A J2EE application client program operates similarly to a standard J2EE program in that it runs its own Java virtual machine (JVM) code and is invoked at its main method.

The Java Virtual Machine application client program differs from a standard Java program because it uses the Java Naming and Directory Interface (JNDI) namespace to access resources. In a standard Java program, the resource information is coded in the program.

Storing the resource information separately from the client application program makes the client application program portable and more flexible.

  1. Write the client application program.Write the J2EE application client program on any development machine. At this stage, you do not require access to the WAS.

    Using the javax.naming.InitialContext class, the client application program uses the look-up operation to access the Java Naming and Directory Interface (JNDI) namespace. The InitialContext class provides the lookup method to locate resources.

    The following example illustrates how a client application program uses the InitialContext class

    import javax.naming.*
    public class myAppClient
        public static void main String(argv[])
            InitialContext initCtx = new InitialContext();
            Object homeObject = initCtx.lookup("java:comp/env/ejb/BasicCalculator");
            BasicCalculatorHome bcHome = (BasicCalculatorHome) 
            javax.rmi.PortableRemoteObject.narrow(homeObject, BasicCalculatorHome.class); 
            BasicCalculatorHome bc = bcHome.create();                              ...
    In this example, the program looks up an enterprise bean called BasicCalculator. The BasicCalculator EJB reference is located in the client JNDI namespace at java:comp/env/ejb/BasicCalculator . Since the actual Enterprise Java Bean run on the server, the application client run time returns a reference to the BasicCalculator home interface.

    If the client application program lookup was for a resource reference or an environment entry, then the look up function returns an instance of the configured type as defined by the client application deployment descriptor. For example, if the program lookup was a JDBC data source, the lookup would return an instance of javax.sql.DataSource. Although you can edit deployment descriptor files, do not use the administrative console to modify them.

  2. Assemble the application client using the Assembly Toolkit.

    The JNDI namespace knows what to return on a lookup because of the information assembled by the assembly tool.

    Assemble the J2EE application client on any development machine with the assembly tool installed.

    When you assemble your application client, provide the application client run time with the required information to initialize the execution environment for your client application program.

    Remember following when you configure resources used by your client application program...

    • Resource environment references are different than resource references. Resource environment references allow your application client to use a logical name to look-up a resource bound into the server JNDI namespace. A resource reference allows your application to use a logical name to look up a local J2EE resource. The J2EE specification does not specify a particular implementation of a resource. The following table contains supported resource types and identifies the resources to which the WAS provides a client implementation.

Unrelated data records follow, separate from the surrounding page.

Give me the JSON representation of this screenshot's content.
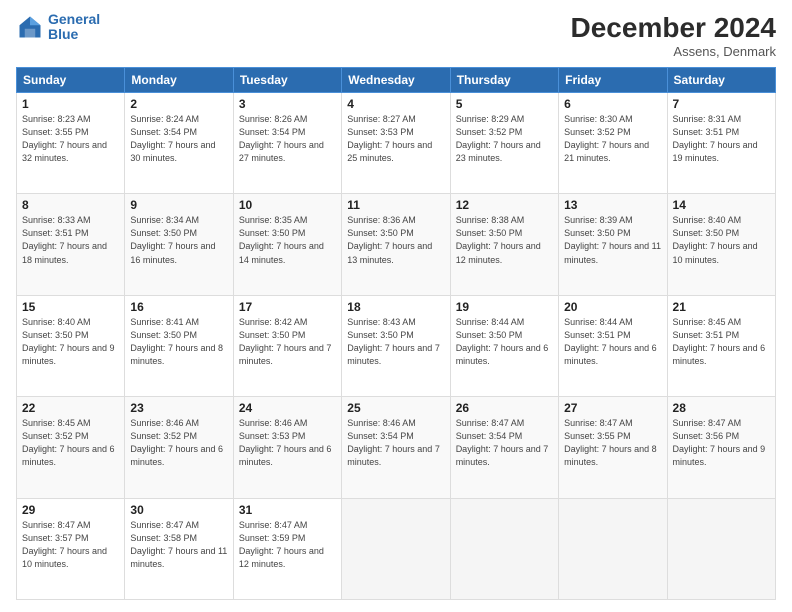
{
  "header": {
    "logo_line1": "General",
    "logo_line2": "Blue",
    "month": "December 2024",
    "location": "Assens, Denmark"
  },
  "days_of_week": [
    "Sunday",
    "Monday",
    "Tuesday",
    "Wednesday",
    "Thursday",
    "Friday",
    "Saturday"
  ],
  "weeks": [
    [
      {
        "day": "1",
        "sunrise": "8:23 AM",
        "sunset": "3:55 PM",
        "daylight": "7 hours and 32 minutes."
      },
      {
        "day": "2",
        "sunrise": "8:24 AM",
        "sunset": "3:54 PM",
        "daylight": "7 hours and 30 minutes."
      },
      {
        "day": "3",
        "sunrise": "8:26 AM",
        "sunset": "3:54 PM",
        "daylight": "7 hours and 27 minutes."
      },
      {
        "day": "4",
        "sunrise": "8:27 AM",
        "sunset": "3:53 PM",
        "daylight": "7 hours and 25 minutes."
      },
      {
        "day": "5",
        "sunrise": "8:29 AM",
        "sunset": "3:52 PM",
        "daylight": "7 hours and 23 minutes."
      },
      {
        "day": "6",
        "sunrise": "8:30 AM",
        "sunset": "3:52 PM",
        "daylight": "7 hours and 21 minutes."
      },
      {
        "day": "7",
        "sunrise": "8:31 AM",
        "sunset": "3:51 PM",
        "daylight": "7 hours and 19 minutes."
      }
    ],
    [
      {
        "day": "8",
        "sunrise": "8:33 AM",
        "sunset": "3:51 PM",
        "daylight": "7 hours and 18 minutes."
      },
      {
        "day": "9",
        "sunrise": "8:34 AM",
        "sunset": "3:50 PM",
        "daylight": "7 hours and 16 minutes."
      },
      {
        "day": "10",
        "sunrise": "8:35 AM",
        "sunset": "3:50 PM",
        "daylight": "7 hours and 14 minutes."
      },
      {
        "day": "11",
        "sunrise": "8:36 AM",
        "sunset": "3:50 PM",
        "daylight": "7 hours and 13 minutes."
      },
      {
        "day": "12",
        "sunrise": "8:38 AM",
        "sunset": "3:50 PM",
        "daylight": "7 hours and 12 minutes."
      },
      {
        "day": "13",
        "sunrise": "8:39 AM",
        "sunset": "3:50 PM",
        "daylight": "7 hours and 11 minutes."
      },
      {
        "day": "14",
        "sunrise": "8:40 AM",
        "sunset": "3:50 PM",
        "daylight": "7 hours and 10 minutes."
      }
    ],
    [
      {
        "day": "15",
        "sunrise": "8:40 AM",
        "sunset": "3:50 PM",
        "daylight": "7 hours and 9 minutes."
      },
      {
        "day": "16",
        "sunrise": "8:41 AM",
        "sunset": "3:50 PM",
        "daylight": "7 hours and 8 minutes."
      },
      {
        "day": "17",
        "sunrise": "8:42 AM",
        "sunset": "3:50 PM",
        "daylight": "7 hours and 7 minutes."
      },
      {
        "day": "18",
        "sunrise": "8:43 AM",
        "sunset": "3:50 PM",
        "daylight": "7 hours and 7 minutes."
      },
      {
        "day": "19",
        "sunrise": "8:44 AM",
        "sunset": "3:50 PM",
        "daylight": "7 hours and 6 minutes."
      },
      {
        "day": "20",
        "sunrise": "8:44 AM",
        "sunset": "3:51 PM",
        "daylight": "7 hours and 6 minutes."
      },
      {
        "day": "21",
        "sunrise": "8:45 AM",
        "sunset": "3:51 PM",
        "daylight": "7 hours and 6 minutes."
      }
    ],
    [
      {
        "day": "22",
        "sunrise": "8:45 AM",
        "sunset": "3:52 PM",
        "daylight": "7 hours and 6 minutes."
      },
      {
        "day": "23",
        "sunrise": "8:46 AM",
        "sunset": "3:52 PM",
        "daylight": "7 hours and 6 minutes."
      },
      {
        "day": "24",
        "sunrise": "8:46 AM",
        "sunset": "3:53 PM",
        "daylight": "7 hours and 6 minutes."
      },
      {
        "day": "25",
        "sunrise": "8:46 AM",
        "sunset": "3:54 PM",
        "daylight": "7 hours and 7 minutes."
      },
      {
        "day": "26",
        "sunrise": "8:47 AM",
        "sunset": "3:54 PM",
        "daylight": "7 hours and 7 minutes."
      },
      {
        "day": "27",
        "sunrise": "8:47 AM",
        "sunset": "3:55 PM",
        "daylight": "7 hours and 8 minutes."
      },
      {
        "day": "28",
        "sunrise": "8:47 AM",
        "sunset": "3:56 PM",
        "daylight": "7 hours and 9 minutes."
      }
    ],
    [
      {
        "day": "29",
        "sunrise": "8:47 AM",
        "sunset": "3:57 PM",
        "daylight": "7 hours and 10 minutes."
      },
      {
        "day": "30",
        "sunrise": "8:47 AM",
        "sunset": "3:58 PM",
        "daylight": "7 hours and 11 minutes."
      },
      {
        "day": "31",
        "sunrise": "8:47 AM",
        "sunset": "3:59 PM",
        "daylight": "7 hours and 12 minutes."
      },
      null,
      null,
      null,
      null
    ]
  ]
}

      Resource Type Client Configuration Notes Client implementation provided by WebSphere Application Server
      javax.sql.DataSource Supports specification of any data source implementation class No Supports specification of custom protocol handlers Provided by Java Runtime Environment files
      javax.mail.Session Supports custom protocol configuration Yes - POP3, SMTP, IMAP
      javax.jms.QueueConnectionFactory, javax.jms.TopicConnectionFactory, javax.jms.Queue, javax.jms.Topic Supports configuration of WebSphere embedded messaging, IBM MQ Series and other JMS providers Yes - WebSphere embedded messaging

  3. Assemble the EAR file.

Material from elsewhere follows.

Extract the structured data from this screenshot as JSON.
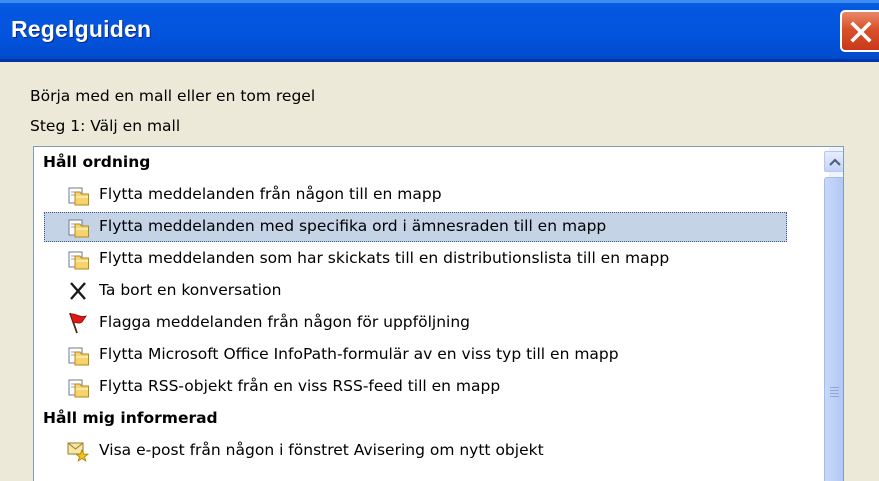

    The application is contained in an enterprise archive or .ear file. The .ear file is composed of...

    • Enterprise bean, application client, and user-defined modules or .jar files

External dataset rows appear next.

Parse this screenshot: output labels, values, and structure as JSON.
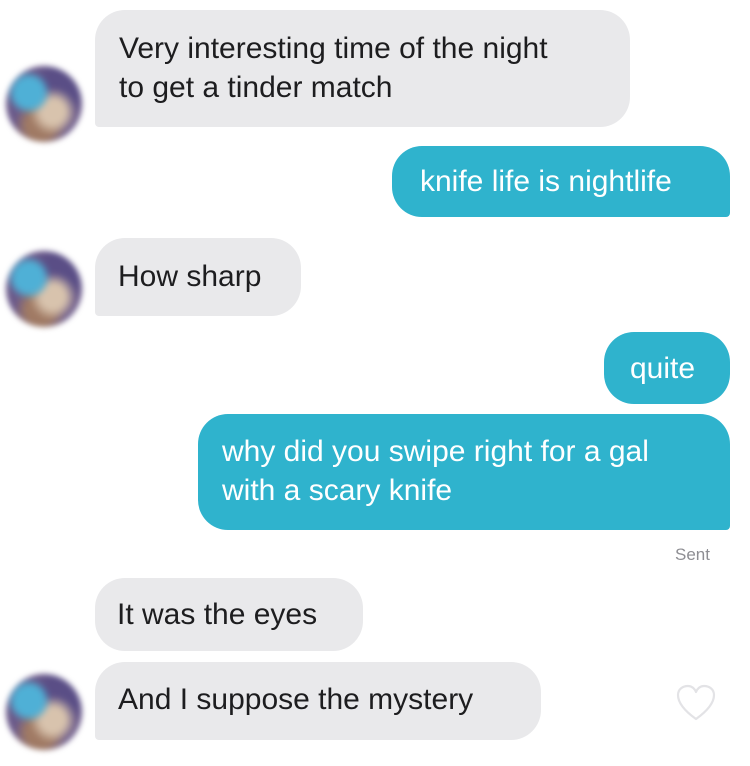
{
  "conversation": {
    "messages": [
      {
        "sender": "them",
        "text": "Very interesting time of the night\nto get a tinder match"
      },
      {
        "sender": "me",
        "text": "knife life is nightlife"
      },
      {
        "sender": "them",
        "text": "How sharp"
      },
      {
        "sender": "me",
        "text": "quite"
      },
      {
        "sender": "me",
        "text": "why did you swipe right for a gal\nwith a scary knife"
      },
      {
        "sender": "them",
        "text": "It was the eyes"
      },
      {
        "sender": "them",
        "text": "And I suppose the mystery"
      }
    ],
    "status_label": "Sent"
  },
  "icons": {
    "avatar": "blurred-profile-photo",
    "like": "heart-outline-icon"
  },
  "colors": {
    "incoming_bubble": "#e9e9eb",
    "outgoing_bubble": "#2fb3cd",
    "incoming_text": "#1d1d1f",
    "outgoing_text": "#ffffff",
    "status_text": "#8e8e93"
  }
}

    • Webapplications or .war files

    • Metadata describing the applications or application .xml files

    You must assemble the .ear file on the server machine.

  4. Distribute the EAR file.

    The client machines configured to run this client must have access to the .ear file.

    If all the machines in your environment share the same image and platform, run the ACRCT on one machine to configure the external resources, and then distribute the configured .ear file to the other machines.

    If your environment is set up with a variety of client installations and platforms, run the ACRCT for each unique configuration.

    You can either distribute the .ear files to the correct client machines, or make them available on a network drive.

    Distributing the .ear files is the responsibility of the system and network administrator.

  5. Deploy the application client.

  6. Configure the application client resources.

    If the client application defines the local resources, run the ACRCT (clientConfig command) on the local machine to reconfigure the .ear file. Use the ACRCT to change the configuration. For example, the .ear file can contain a DB2 resource, configured as C:\DB2. If, however, you installed DB2 in the D:\Program Files\DB2 directory, use the ACRCT to create a local version of the .ear file.

After developing the J2EE application client code, launch the application client.


See Also

J2EE application client class loading